Being like Che, today and tomorrow
On the 52nd anniversary of Ernesto Guevara’s death, we recall the question posed by Fidel: “What do we want our children to be?” And the answer: “…Like Che”
Author: Dilbert Reyes Rodríguez | email@example.com
october 8, 2019 10:10:56
“I am” or “I will be” is perhaps the most recurrent personal dilemma, in terms of revolutionary ethics, that Che’s memory provokes.
This challenging question weighs heavy in the hearts of conscious individuals, well aware of the living force of Ernesto Guevara’s impeccable example.
It is clear, first of all, that this is not a question for everyone, since he does not mean the same thing for everyone. A man becomes a symbol only for those who share his dreams, while for others he is simply an historical figure, albeit a renowned one.
Che speaks to us in many ways, as a legend, a leader, soldier, companion, father, a natural man.
Nothing in his life or work needs an explication to defend its value. He did not need it when he was alive, when his posture and acts spoke for themselves, even as a developing young man. Much less later, after his ascension from the world of the living, to that of those who live forever.
From Rosario’s boy to Bolivia’s guerrilla leader, he constantly took on colossal challenges. He responded to his asthma by climbing mountains. To heal the sick? He swam across a jungle river. To understand the pain of his people? He rode a motorcycle across the feverish continent. To help remedy this pain? He gave himself in battle, embarked on an overloaded yacht, fought, and succeeded, making the Revolution that would begin the continental rebellion, in which he already knew he would die.
His unreachable, impossible goals were as legendary as the man, but nonetheless, for mortal revolutionaries who understand him, he left an ample legacy of challenges for daily practice, a framework for the human and the virtuous.
Fidel posed the question: “What do we want our children to be?” – those who we are now, and our own. “We want them to be like Che.”
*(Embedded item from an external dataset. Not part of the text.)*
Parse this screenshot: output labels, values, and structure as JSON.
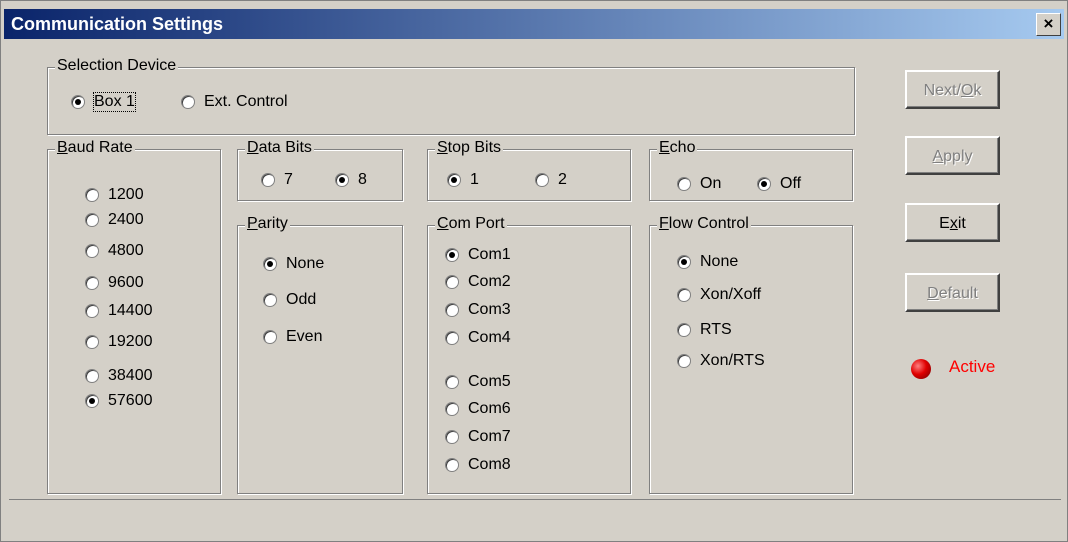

This is the issue today: Asking ourselves if we are or will be like him, is to understand that the question is not to choose today or tomorrow, but to always be frank, bold, industrious, supportive, critical, decisive, and of course, sensitive dreamers committed to the common good, because seeking individual happiness in itself is not genuine. It is only true when, like the world’s eternal guerrilla, it has a collective soul and a vocation for humanity.